WHAT TO PRODUCE: Leave the images out and write out each entry exactly as shown.

[App and web page records]
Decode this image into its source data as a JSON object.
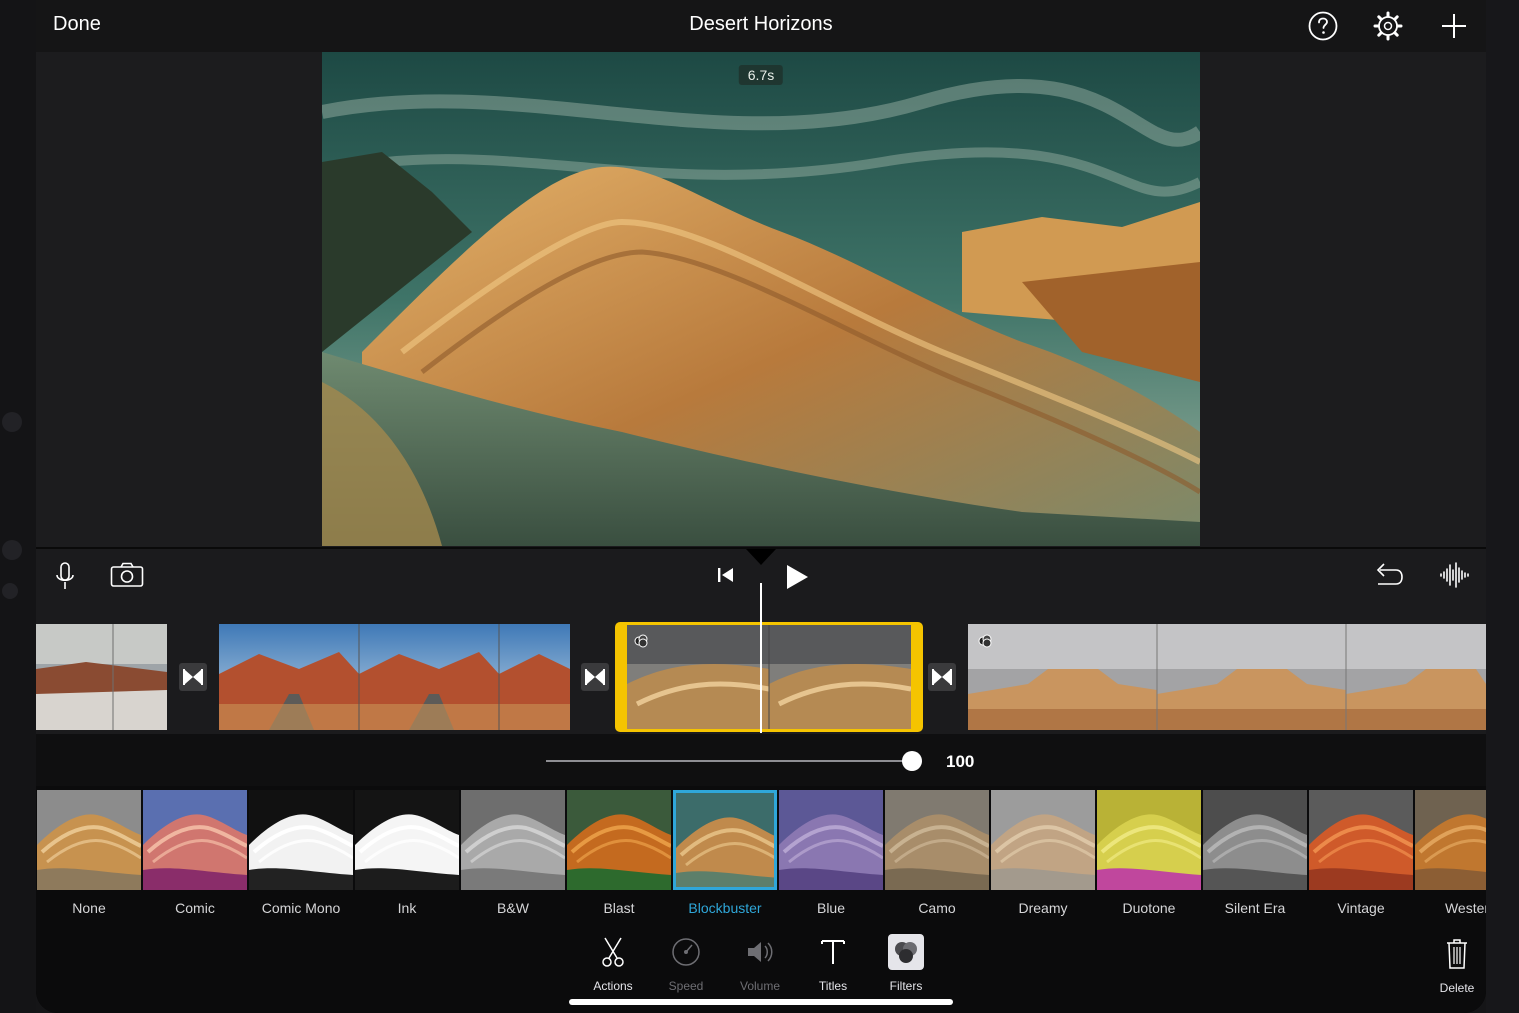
{
  "topbar": {
    "done_label": "Done",
    "project_title": "Desert Horizons",
    "icons": [
      "help-icon",
      "settings-gear-icon",
      "add-plus-icon"
    ]
  },
  "viewer": {
    "duration_label": "6.7s"
  },
  "controls": {
    "left_icons": [
      "microphone-icon",
      "camera-icon"
    ],
    "center_icons": [
      "skip-to-start-icon",
      "play-icon"
    ],
    "right_icons": [
      "undo-icon",
      "audio-waveform-icon"
    ]
  },
  "timeline": {
    "clips": [
      {
        "name": "clip-1",
        "selected": false,
        "has_filter": false
      },
      {
        "name": "clip-2",
        "selected": false,
        "has_filter": false
      },
      {
        "name": "clip-3",
        "selected": true,
        "has_filter": true
      },
      {
        "name": "clip-4",
        "selected": false,
        "has_filter": true
      }
    ],
    "transition_icon": "transition-bowtie-icon"
  },
  "intensity": {
    "value_label": "100",
    "value": 100
  },
  "filters": {
    "selected": "Blockbuster",
    "items": [
      {
        "label": "None"
      },
      {
        "label": "Comic"
      },
      {
        "label": "Comic Mono"
      },
      {
        "label": "Ink"
      },
      {
        "label": "B&W"
      },
      {
        "label": "Blast"
      },
      {
        "label": "Blockbuster"
      },
      {
        "label": "Blue"
      },
      {
        "label": "Camo"
      },
      {
        "label": "Dreamy"
      },
      {
        "label": "Duotone"
      },
      {
        "label": "Silent Era"
      },
      {
        "label": "Vintage"
      },
      {
        "label": "Wester"
      }
    ]
  },
  "toolbar": {
    "actions_label": "Actions",
    "speed_label": "Speed",
    "volume_label": "Volume",
    "titles_label": "Titles",
    "filters_label": "Filters",
    "delete_label": "Delete"
  },
  "colors": {
    "selection_yellow": "#f5c400",
    "selected_filter_blue": "#2fa7d9"
  }
}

SOLUTION TO THE PROBLEM:
Decode this image into its source data as a JSON object.
{
  "topbar": {
    "done_label": "Done",
    "project_title": "Desert Horizons",
    "icons": [
      "help-icon",
      "settings-gear-icon",
      "add-plus-icon"
    ]
  },
  "viewer": {
    "duration_label": "6.7s"
  },
  "controls": {
    "left_icons": [
      "microphone-icon",
      "camera-icon"
    ],
    "center_icons": [
      "skip-to-start-icon",
      "play-icon"
    ],
    "right_icons": [
      "undo-icon",
      "audio-waveform-icon"
    ]
  },
  "timeline": {
    "clips": [
      {
        "name": "clip-1",
        "selected": false,
        "has_filter": false
      },
      {
        "name": "clip-2",
        "selected": false,
        "has_filter": false
      },
      {
        "name": "clip-3",
        "selected": true,
        "has_filter": true
      },
      {
        "name": "clip-4",
        "selected": false,
        "has_filter": true
      }
    ],
    "transition_icon": "transition-bowtie-icon"
  },
  "intensity": {
    "value_label": "100",
    "value": 100
  },
  "filters": {
    "selected": "Blockbuster",
    "items": [
      {
        "label": "None"
      },
      {
        "label": "Comic"
      },
      {
        "label": "Comic Mono"
      },
      {
        "label": "Ink"
      },
      {
        "label": "B&W"
      },
      {
        "label": "Blast"
      },
      {
        "label": "Blockbuster"
      },
      {
        "label": "Blue"
      },
      {
        "label": "Camo"
      },
      {
        "label": "Dreamy"
      },
      {
        "label": "Duotone"
      },
      {
        "label": "Silent Era"
      },
      {
        "label": "Vintage"
      },
      {
        "label": "Wester"
      }
    ]
  },
  "toolbar": {
    "actions_label": "Actions",
    "speed_label": "Speed",
    "volume_label": "Volume",
    "titles_label": "Titles",
    "filters_label": "Filters",
    "delete_label": "Delete"
  },
  "colors": {
    "selection_yellow": "#f5c400",
    "selected_filter_blue": "#2fa7d9"
  }
}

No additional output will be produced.